Primitive Christianity Revived, Again
I enjoy browsing papers posted to the Social Science Research Network. Recently I read Fighting the New Wars of Religion: The Need for a Tolerant First Amendment by Leslie C. Griffin of the University of Houston Law Center, posted June 30, 2011. She discusses tolerance expressed in words and actions by American religious groups in the public square, and criticizes religious groups for weilding the bully pulpit as well as the…Continue
I have been reading 'Experimental Theology in America: Madame Guyon, Fenelon, and Their Readers' by Patricia A. Ward. In my ongoing exploration of our Quietist Heritage this was recommended to me by a poster here at QuakerQuaker.
For those who have an interest in the second period of Quaker history, the period of Quietism, this book offers valuable insights. Ward shows how the continental Quietists were quickly picked up by Quakers, and many…Continue
Added by Jim Wilson on 7th mo. 6, 2011 at 10:03am — No Comments
Added by Kevin Camp on 7th mo. 6, 2011 at 9:31am — No Comments
Added by Kenneth Lawrence Schroeder on 7th mo. 5, 2011 at 4:37pm — No Comments
I’m very pleased to introduce Chapter 1 of MINDING THE LIGHT: Our Collective Journal, a new publication from West Hills Friends in Portland, Oregon.
Journals were once the most characteristic form of Quaker writing, and we hope through this publication to carry on that tradition, less formally. We envision the journal as an ever-growing collection of “God stories” from the lives of members and attenders of West Hills Friends in Portland,…Continue
Added by Sally Gillette on 7th mo. 3, 2011 at 11:16pm — No Comments
The metaphor-producing part of my brain has served up another:
Knowing God is like eating an artichoke.
To begin with, very few people eat artichokes. Anyone could – given an artichoke – but one has to know where to begin.

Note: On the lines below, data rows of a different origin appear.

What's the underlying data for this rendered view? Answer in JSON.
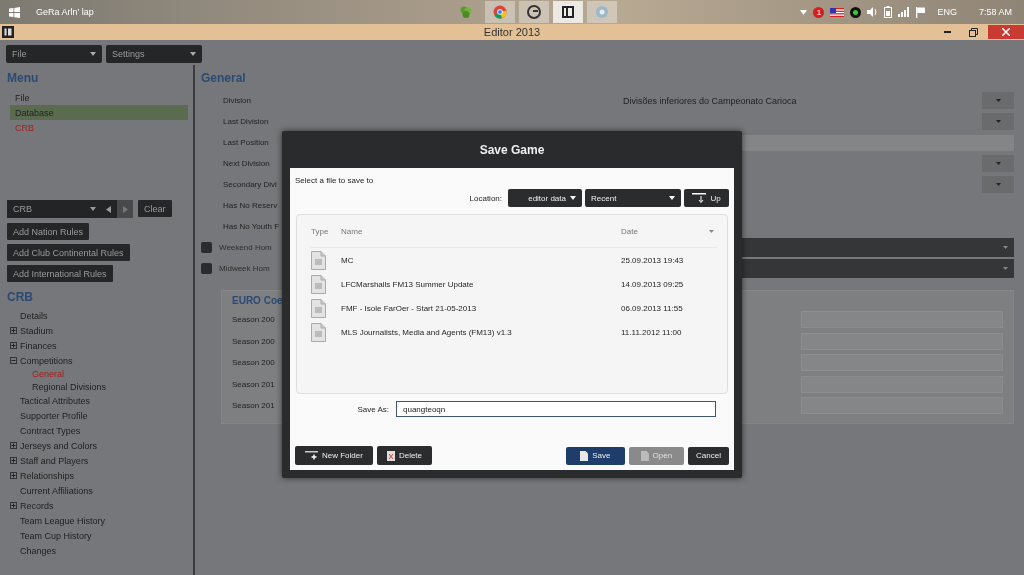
{
  "taskbar": {
    "title": "GeRa Arln' lap",
    "apps": [
      {
        "kind": "leaf",
        "selected": false
      },
      {
        "kind": "browser",
        "selected": false
      },
      {
        "kind": "letter",
        "selected": false
      },
      {
        "kind": "editor",
        "selected": true
      },
      {
        "kind": "disc",
        "selected": false
      }
    ],
    "badge": "1",
    "language": "ENG",
    "time": "7:58 AM"
  },
  "window": {
    "title": "Editor 2013"
  },
  "toolbar": [
    {
      "label": "File"
    },
    {
      "label": "Settings"
    }
  ],
  "sidebar": {
    "menu_title": "Menu",
    "menu_items": [
      {
        "label": "File",
        "selected": false,
        "current": false
      },
      {
        "label": "Database",
        "selected": true,
        "current": false
      },
      {
        "label": "CRB",
        "selected": false,
        "current": true
      }
    ],
    "picker": {
      "value": "CRB",
      "clear": "Clear"
    },
    "rule_buttons": [
      "Add Nation Rules",
      "Add Club Continental Rules",
      "Add International Rules"
    ],
    "tree_title": "CRB",
    "tree": [
      {
        "label": "Details",
        "kind": "leaf",
        "current": false
      },
      {
        "label": "Stadium",
        "kind": "branch",
        "expanded": false,
        "current": false
      },
      {
        "label": "Finances",
        "kind": "branch",
        "expanded": false,
        "current": false
      },
      {
        "label": "Competitions",
        "kind": "branch",
        "expanded": true,
        "current": false,
        "children": [
          {
            "label": "General",
            "current": true
          },
          {
            "label": "Regional Divisions",
            "current": false
          }
        ]
      },
      {
        "label": "Tactical Attributes",
        "kind": "leaf",
        "current": false
      },
      {
        "label": "Supporter Profile",
        "kind": "leaf",
        "current": false
      },
      {
        "label": "Contract Types",
        "kind": "leaf",
        "current": false
      },
      {
        "label": "Jerseys and Colors",
        "kind": "branch",
        "expanded": false,
        "current": false
      },
      {
        "label": "Staff and Players",
        "kind": "branch",
        "expanded": false,
        "current": false
      },
      {
        "label": "Relationships",
        "kind": "branch",
        "expanded": false,
        "current": false
      },
      {
        "label": "Current Affiliations",
        "kind": "leaf",
        "current": false
      },
      {
        "label": "Records",
        "kind": "branch",
        "expanded": false,
        "current": false
      },
      {
        "label": "Team League History",
        "kind": "leaf",
        "current": false
      },
      {
        "label": "Team Cup History",
        "kind": "leaf",
        "current": false
      },
      {
        "label": "Changes",
        "kind": "leaf",
        "current": false
      }
    ]
  },
  "main": {
    "title": "General",
    "fields": [
      {
        "label": "Division",
        "value": "Divisões inferiores do Campeonato Carioca",
        "kind": "dropdown"
      },
      {
        "label": "Last Division",
        "kind": "dropdown"
      },
      {
        "label": "Last Position",
        "kind": "text"
      },
      {
        "label": "Next Division",
        "kind": "dropdown"
      },
      {
        "label": "Secondary Divi",
        "kind": "dropdown"
      },
      {
        "label": "Has No Reserv",
        "kind": "none"
      },
      {
        "label": "Has No Youth F",
        "kind": "none"
      }
    ],
    "options": [
      {
        "label": "Weekend Hom",
        "checked": false
      },
      {
        "label": "Midweek Hom",
        "checked": false
      }
    ],
    "panel": {
      "title": "EURO Coe",
      "rows": [
        "Season 200",
        "Season 200",
        "Season 200",
        "Season 201",
        "Season 201"
      ]
    }
  },
  "dialog": {
    "title": "Save Game",
    "prompt": "Select a file to save to",
    "location_label": "Location:",
    "location": "editor data",
    "filter": "Recent",
    "up": "Up",
    "columns": [
      "Type",
      "Name",
      "Date"
    ],
    "files": [
      {
        "name": "MC",
        "date": "25.09.2013 19:43"
      },
      {
        "name": "LFCMarshalls FM13 Summer Update",
        "date": "14.09.2013 09:25"
      },
      {
        "name": "FMF - Isole FarOer - Start 21-05-2013",
        "date": "06.09.2013 11:55"
      },
      {
        "name": "MLS Journalists, Media and Agents (FM13) v1.3",
        "date": "11.11.2012 11:00"
      }
    ],
    "save_as_label": "Save As:",
    "save_as": "quangteoqn",
    "tools": [
      {
        "label": "New Folder",
        "kind": "new-folder"
      },
      {
        "label": "Delete",
        "kind": "delete"
      }
    ],
    "actions": [
      {
        "label": "Save",
        "kind": "primary",
        "disabled": false
      },
      {
        "label": "Open",
        "kind": "plain",
        "disabled": true
      },
      {
        "label": "Cancel",
        "kind": "plain",
        "disabled": false
      }
    ]
  }
}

An artichoke is a good metaphor for monotheism: it is one thing, but you never eat it whole. Eating…
Added by Eric E. Sabelman on 7th mo. 3, 2011 at 5:59pm — No Comments
Traditionally we call these 'covenants', but there's no distinction that I can see: deals, covenants, treaties, contracts-- all about "We'll do this and You'll do that."

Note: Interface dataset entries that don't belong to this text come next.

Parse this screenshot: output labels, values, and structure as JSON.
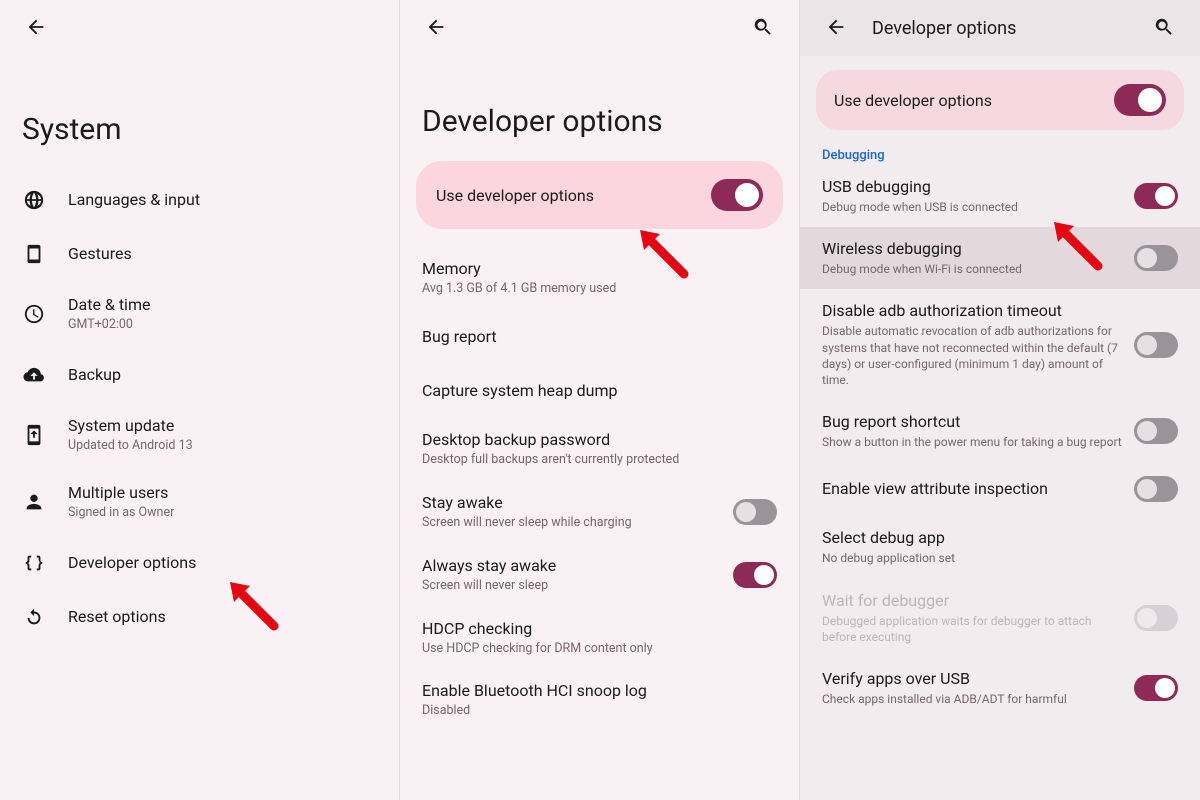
{
  "panel1": {
    "title": "System",
    "items": [
      {
        "title": "Languages & input",
        "sub": ""
      },
      {
        "title": "Gestures",
        "sub": ""
      },
      {
        "title": "Date & time",
        "sub": "GMT+02:00"
      },
      {
        "title": "Backup",
        "sub": ""
      },
      {
        "title": "System update",
        "sub": "Updated to Android 13"
      },
      {
        "title": "Multiple users",
        "sub": "Signed in as Owner"
      },
      {
        "title": "Developer options",
        "sub": ""
      },
      {
        "title": "Reset options",
        "sub": ""
      }
    ]
  },
  "panel2": {
    "title": "Developer options",
    "banner_label": "Use developer options",
    "banner_on": true,
    "items": [
      {
        "title": "Memory",
        "sub": "Avg 1.3 GB of 4.1 GB memory used",
        "toggle": null
      },
      {
        "title": "Bug report",
        "sub": "",
        "toggle": null
      },
      {
        "title": "Capture system heap dump",
        "sub": "",
        "toggle": null
      },
      {
        "title": "Desktop backup password",
        "sub": "Desktop full backups aren't currently protected",
        "toggle": null
      },
      {
        "title": "Stay awake",
        "sub": "Screen will never sleep while charging",
        "toggle": false
      },
      {
        "title": "Always stay awake",
        "sub": "Screen will never sleep",
        "toggle": true
      },
      {
        "title": "HDCP checking",
        "sub": "Use HDCP checking for DRM content only",
        "toggle": null
      },
      {
        "title": "Enable Bluetooth HCI snoop log",
        "sub": "Disabled",
        "toggle": null
      }
    ]
  },
  "panel3": {
    "topbar_title": "Developer options",
    "banner_label": "Use developer options",
    "banner_on": true,
    "section_label": "Debugging",
    "items": [
      {
        "title": "USB debugging",
        "sub": "Debug mode when USB is connected",
        "toggle": true,
        "highlight": false,
        "disabled": false
      },
      {
        "title": "Wireless debugging",
        "sub": "Debug mode when Wi-Fi is connected",
        "toggle": false,
        "highlight": true,
        "disabled": false
      },
      {
        "title": "Disable adb authorization timeout",
        "sub": "Disable automatic revocation of adb authorizations for systems that have not reconnected within the default (7 days) or user-configured (minimum 1 day) amount of time.",
        "toggle": false,
        "highlight": false,
        "disabled": false
      },
      {
        "title": "Bug report shortcut",
        "sub": "Show a button in the power menu for taking a bug report",
        "toggle": false,
        "highlight": false,
        "disabled": false
      },
      {
        "title": "Enable view attribute inspection",
        "sub": "",
        "toggle": false,
        "highlight": false,
        "disabled": false
      },
      {
        "title": "Select debug app",
        "sub": "No debug application set",
        "toggle": null,
        "highlight": false,
        "disabled": false
      },
      {
        "title": "Wait for debugger",
        "sub": "Debugged application waits for debugger to attach before executing",
        "toggle": false,
        "highlight": false,
        "disabled": true
      },
      {
        "title": "Verify apps over USB",
        "sub": "Check apps installed via ADB/ADT for harmful",
        "toggle": true,
        "highlight": false,
        "disabled": false
      }
    ]
  }
}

There's sort of an implied deal in a sacrifice; we eat some of it, the god eats some of it, and we hope relations will stay friendly, because a god on your side can't hurt, but one who's against you is bad news...

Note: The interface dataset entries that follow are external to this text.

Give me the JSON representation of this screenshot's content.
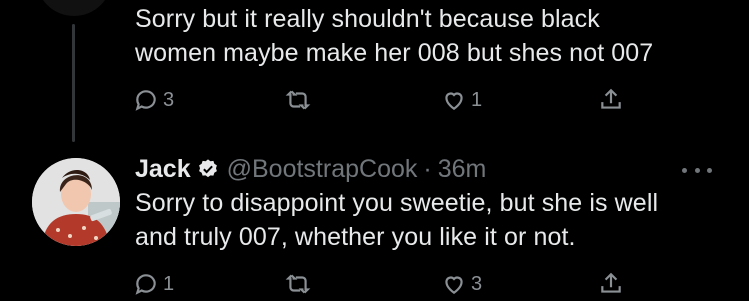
{
  "thread": {
    "reply_1": {
      "text_line_1": "Sorry but it really shouldn't because black",
      "text_line_2": "women maybe make her 008 but shes not 007",
      "reply_count": "3",
      "retweet_count": "",
      "like_count": "1"
    },
    "reply_2": {
      "author_name": "Jack",
      "author_handle": "@BootstrapCook",
      "separator": "·",
      "timestamp": "36m",
      "text_line_1": "Sorry to disappoint you sweetie, but she is well",
      "text_line_2": "and truly 007, whether you like it or not.",
      "reply_count": "1",
      "retweet_count": "",
      "like_count": "3"
    }
  },
  "colors": {
    "background": "#000000",
    "text": "#e7e9ea",
    "muted": "#71767b",
    "verified": "#e7e9ea"
  },
  "icons": [
    "reply-icon",
    "retweet-icon",
    "like-icon",
    "share-icon",
    "verified-badge-icon",
    "more-icon"
  ]
}
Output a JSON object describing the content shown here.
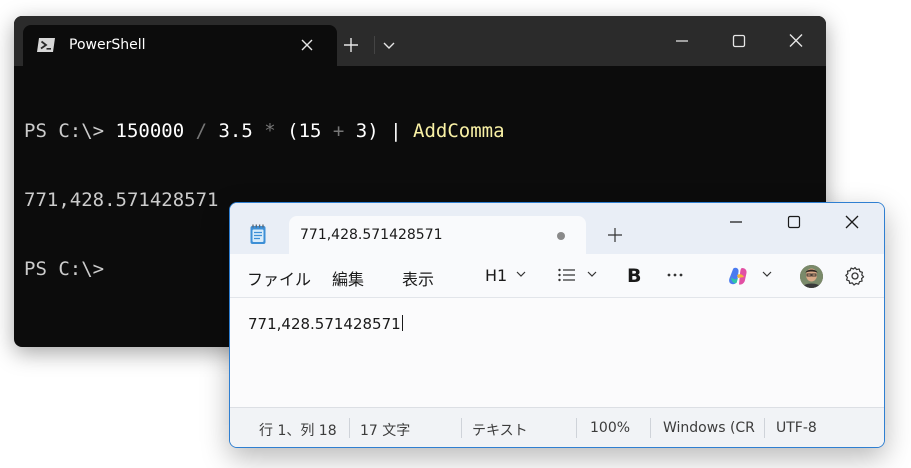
{
  "terminal": {
    "tab_title": "PowerShell",
    "icons": {
      "tab": "powershell-icon",
      "close_tab": "close-icon",
      "new_tab": "plus-icon",
      "dropdown": "chevron-down-icon",
      "minimize": "minimize-icon",
      "maximize": "maximize-icon",
      "close": "close-icon"
    },
    "line1": {
      "prompt": "PS C:\\> ",
      "num1": "150000",
      "op1": " / ",
      "num2": "3.5",
      "op2": " * ",
      "paren_open": "(15",
      "op3": " + ",
      "paren_close": "3) | ",
      "func": "AddComma"
    },
    "output": "771,428.571428571",
    "line3_prompt": "PS C:\\>",
    "colors": {
      "background": "#0c0c0c",
      "function": "#f9f1a5",
      "operator": "#767676"
    }
  },
  "notepad": {
    "tab_title": "771,428.571428571",
    "menu": {
      "file": "ファイル",
      "edit": "編集",
      "view": "表示"
    },
    "toolbar": {
      "heading": "H1",
      "bold": "B"
    },
    "icons": {
      "app": "notepad-icon",
      "unsaved": "dot-icon",
      "new_tab": "plus-icon",
      "list": "list-icon",
      "more": "more-icon",
      "copilot": "copilot-icon",
      "avatar": "avatar",
      "settings": "gear-icon"
    },
    "content": "771,428.571428571",
    "status": {
      "position": "行 1、列 18",
      "chars": "17 文字",
      "mode": "テキスト",
      "zoom": "100%",
      "line_ending": "Windows (CR",
      "encoding": "UTF-8"
    },
    "colors": {
      "accent_border": "#2f7fd1"
    }
  }
}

But we make a 'covenant' when we'd like to negotiate and make the details…Continue
Added by Forrest Curo on 7th mo. 2, 2011 at 7:00pm — No Comments